Such an approach has some advantages over a voltage signal. Individual current-source outputs can easily be summed by feeding them into a single resistor to ground, thus allowing several load devices to report a total load current, without the need for an additional summing amplifier. Current-source outputs are also less susceptible to noise introduced by ground-potential shifts between the load device and the measurement equipment, especially if the summing resistor is located at the measurement equipment.
Precision Operational Amplifiers for Current Monitoring

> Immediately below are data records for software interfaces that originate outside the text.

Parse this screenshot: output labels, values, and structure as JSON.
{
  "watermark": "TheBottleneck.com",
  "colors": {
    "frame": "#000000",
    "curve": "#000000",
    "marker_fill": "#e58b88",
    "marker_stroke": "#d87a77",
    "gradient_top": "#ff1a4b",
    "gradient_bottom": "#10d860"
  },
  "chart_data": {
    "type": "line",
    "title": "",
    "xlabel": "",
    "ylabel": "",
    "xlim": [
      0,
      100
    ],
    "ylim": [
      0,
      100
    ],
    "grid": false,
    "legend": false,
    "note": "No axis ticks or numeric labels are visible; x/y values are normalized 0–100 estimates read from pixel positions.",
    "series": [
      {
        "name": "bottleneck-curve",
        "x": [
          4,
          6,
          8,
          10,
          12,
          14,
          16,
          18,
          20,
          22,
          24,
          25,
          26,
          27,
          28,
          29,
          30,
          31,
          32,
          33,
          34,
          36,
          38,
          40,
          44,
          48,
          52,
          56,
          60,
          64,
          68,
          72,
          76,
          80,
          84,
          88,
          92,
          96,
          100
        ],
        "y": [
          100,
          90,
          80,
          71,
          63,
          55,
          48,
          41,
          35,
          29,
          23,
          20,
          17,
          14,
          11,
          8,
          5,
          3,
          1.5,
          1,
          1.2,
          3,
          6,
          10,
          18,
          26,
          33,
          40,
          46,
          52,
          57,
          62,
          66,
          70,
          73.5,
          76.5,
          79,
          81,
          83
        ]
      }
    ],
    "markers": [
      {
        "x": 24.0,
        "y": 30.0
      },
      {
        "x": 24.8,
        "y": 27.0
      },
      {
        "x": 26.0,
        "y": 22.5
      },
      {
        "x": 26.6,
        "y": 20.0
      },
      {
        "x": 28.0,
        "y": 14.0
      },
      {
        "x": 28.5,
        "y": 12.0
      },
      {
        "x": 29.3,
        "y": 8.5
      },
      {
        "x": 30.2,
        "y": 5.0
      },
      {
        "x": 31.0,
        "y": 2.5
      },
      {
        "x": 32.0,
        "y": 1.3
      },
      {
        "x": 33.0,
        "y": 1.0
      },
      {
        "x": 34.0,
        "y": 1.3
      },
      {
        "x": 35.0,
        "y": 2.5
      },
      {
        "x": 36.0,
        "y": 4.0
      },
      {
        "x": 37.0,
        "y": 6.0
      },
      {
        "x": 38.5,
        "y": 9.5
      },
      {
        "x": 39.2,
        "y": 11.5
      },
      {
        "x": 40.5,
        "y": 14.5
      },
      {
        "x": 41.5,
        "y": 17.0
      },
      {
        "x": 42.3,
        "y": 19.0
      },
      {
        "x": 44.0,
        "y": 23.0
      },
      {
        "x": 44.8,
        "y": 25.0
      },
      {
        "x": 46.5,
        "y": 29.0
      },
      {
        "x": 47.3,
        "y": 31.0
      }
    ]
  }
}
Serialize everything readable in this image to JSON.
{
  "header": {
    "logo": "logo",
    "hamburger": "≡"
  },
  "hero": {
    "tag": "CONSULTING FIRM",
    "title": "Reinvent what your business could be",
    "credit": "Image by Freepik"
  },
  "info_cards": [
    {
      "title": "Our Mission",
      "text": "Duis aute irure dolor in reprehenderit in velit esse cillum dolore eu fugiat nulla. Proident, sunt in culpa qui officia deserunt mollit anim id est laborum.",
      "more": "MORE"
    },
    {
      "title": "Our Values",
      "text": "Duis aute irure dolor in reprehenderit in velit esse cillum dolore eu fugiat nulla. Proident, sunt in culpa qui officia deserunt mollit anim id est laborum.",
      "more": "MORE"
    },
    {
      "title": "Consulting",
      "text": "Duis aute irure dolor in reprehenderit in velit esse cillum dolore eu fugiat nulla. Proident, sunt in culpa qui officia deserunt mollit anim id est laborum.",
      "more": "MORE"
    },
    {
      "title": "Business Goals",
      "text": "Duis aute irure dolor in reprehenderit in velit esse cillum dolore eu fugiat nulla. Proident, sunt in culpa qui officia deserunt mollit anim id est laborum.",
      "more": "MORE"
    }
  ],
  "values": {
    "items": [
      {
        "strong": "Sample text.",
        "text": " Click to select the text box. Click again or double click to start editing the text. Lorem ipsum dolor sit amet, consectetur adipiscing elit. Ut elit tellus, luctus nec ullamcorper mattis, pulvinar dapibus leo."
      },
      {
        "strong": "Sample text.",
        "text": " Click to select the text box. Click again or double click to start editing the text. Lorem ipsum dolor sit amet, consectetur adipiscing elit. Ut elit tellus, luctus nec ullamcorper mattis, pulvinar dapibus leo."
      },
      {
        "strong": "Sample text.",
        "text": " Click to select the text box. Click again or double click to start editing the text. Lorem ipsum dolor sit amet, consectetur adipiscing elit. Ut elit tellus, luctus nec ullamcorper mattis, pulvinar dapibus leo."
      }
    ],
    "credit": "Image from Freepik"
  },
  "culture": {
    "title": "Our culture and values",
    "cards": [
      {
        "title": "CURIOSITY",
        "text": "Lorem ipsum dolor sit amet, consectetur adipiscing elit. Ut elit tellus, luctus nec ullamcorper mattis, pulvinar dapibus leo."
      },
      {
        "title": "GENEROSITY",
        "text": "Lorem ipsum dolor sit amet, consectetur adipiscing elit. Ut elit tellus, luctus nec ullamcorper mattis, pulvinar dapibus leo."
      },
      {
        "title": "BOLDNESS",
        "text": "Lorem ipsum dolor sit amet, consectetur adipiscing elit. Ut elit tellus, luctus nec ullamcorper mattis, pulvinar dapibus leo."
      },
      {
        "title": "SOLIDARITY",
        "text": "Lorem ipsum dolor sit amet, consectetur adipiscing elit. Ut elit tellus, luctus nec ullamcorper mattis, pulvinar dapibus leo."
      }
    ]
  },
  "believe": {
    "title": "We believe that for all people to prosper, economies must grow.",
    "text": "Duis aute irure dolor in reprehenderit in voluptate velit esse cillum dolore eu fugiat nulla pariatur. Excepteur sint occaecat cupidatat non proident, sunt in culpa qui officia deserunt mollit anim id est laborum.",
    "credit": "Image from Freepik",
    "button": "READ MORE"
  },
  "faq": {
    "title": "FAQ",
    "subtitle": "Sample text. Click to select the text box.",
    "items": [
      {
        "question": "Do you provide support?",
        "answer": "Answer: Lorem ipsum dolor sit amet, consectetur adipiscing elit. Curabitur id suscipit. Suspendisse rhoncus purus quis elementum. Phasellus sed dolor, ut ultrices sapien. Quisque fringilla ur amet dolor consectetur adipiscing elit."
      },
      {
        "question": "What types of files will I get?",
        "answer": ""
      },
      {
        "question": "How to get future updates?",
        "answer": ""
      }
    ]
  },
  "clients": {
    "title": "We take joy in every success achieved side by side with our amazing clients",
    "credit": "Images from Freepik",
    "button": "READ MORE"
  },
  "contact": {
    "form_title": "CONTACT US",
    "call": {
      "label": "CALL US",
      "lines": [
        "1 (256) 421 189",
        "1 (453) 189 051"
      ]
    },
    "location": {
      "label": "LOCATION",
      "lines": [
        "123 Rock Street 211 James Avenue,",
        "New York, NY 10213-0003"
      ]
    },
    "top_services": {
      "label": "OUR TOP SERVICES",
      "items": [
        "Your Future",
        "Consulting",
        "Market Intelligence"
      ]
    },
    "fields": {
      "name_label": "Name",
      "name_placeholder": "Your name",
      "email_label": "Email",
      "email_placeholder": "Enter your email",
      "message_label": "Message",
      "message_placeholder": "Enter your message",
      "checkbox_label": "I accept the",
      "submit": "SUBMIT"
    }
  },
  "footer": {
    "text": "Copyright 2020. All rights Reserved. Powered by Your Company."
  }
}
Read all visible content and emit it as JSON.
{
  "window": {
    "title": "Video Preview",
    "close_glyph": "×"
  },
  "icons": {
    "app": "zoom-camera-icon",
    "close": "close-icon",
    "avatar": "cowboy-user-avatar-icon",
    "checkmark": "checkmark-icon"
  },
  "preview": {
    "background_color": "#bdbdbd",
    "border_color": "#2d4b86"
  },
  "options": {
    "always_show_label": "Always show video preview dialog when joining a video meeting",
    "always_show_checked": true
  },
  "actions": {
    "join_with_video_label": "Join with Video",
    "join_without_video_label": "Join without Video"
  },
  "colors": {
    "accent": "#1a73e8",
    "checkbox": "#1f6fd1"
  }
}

The current-measurement or monitoring circuit can be optimized for precision or for speed and bandwidth. The former is important if the electronic load will be used for efficiency measurements, where the steady-state load current must be known precisely. The latter is important for analysis of transient response, where the shape of the load-current waveform is critical to accurate representation of the load-current slew rate.
Fortunately, in many cases, a good compromise can be achieved between speed and precision. Amplifiers with higher precision typically maintain lower bandwidth, while faster amplifiers generally have higher input offset voltages and bias currents.
Regardless of whether the reporting circuit is optimized for speed or precision, the design is simplified if the amplifier can operate from a single supply. The ability of the output to swing rail-to-rail is also critical for voltage-output designs, in order to allow for indication of low-load or no-load condition. A current-source (transconductance) design may not require rail-to-rail output because the source-follower transistor will enable the op-amp output to remain well within the supply rail voltages.
When the electrical design of the load is complete, the final phase of design is the cooling system. Stay tuned for the third part of this three-part series for additional insights.
Dwight Larson is Principal Member of the Technical Staff, Cloud & Data Center Business Unit, at Maxim Integrated.
1. “Figure of merit” (FOM) is a way of evaluating MOSFETs. It accounts for both their conduction losses and their switching losses. Commonly, it’s calculated as the product of on-resistance (RDS(ON)) and gate charge (QG), which is the charge that must be brought to the gate of the MOSFET to turn it fully on.
2. IPC standards dictate specific (yet fundamentally arbitrary) PCB sizes, layer counts, and copper weights to allow for “apples to apples” comparisons between competing devices.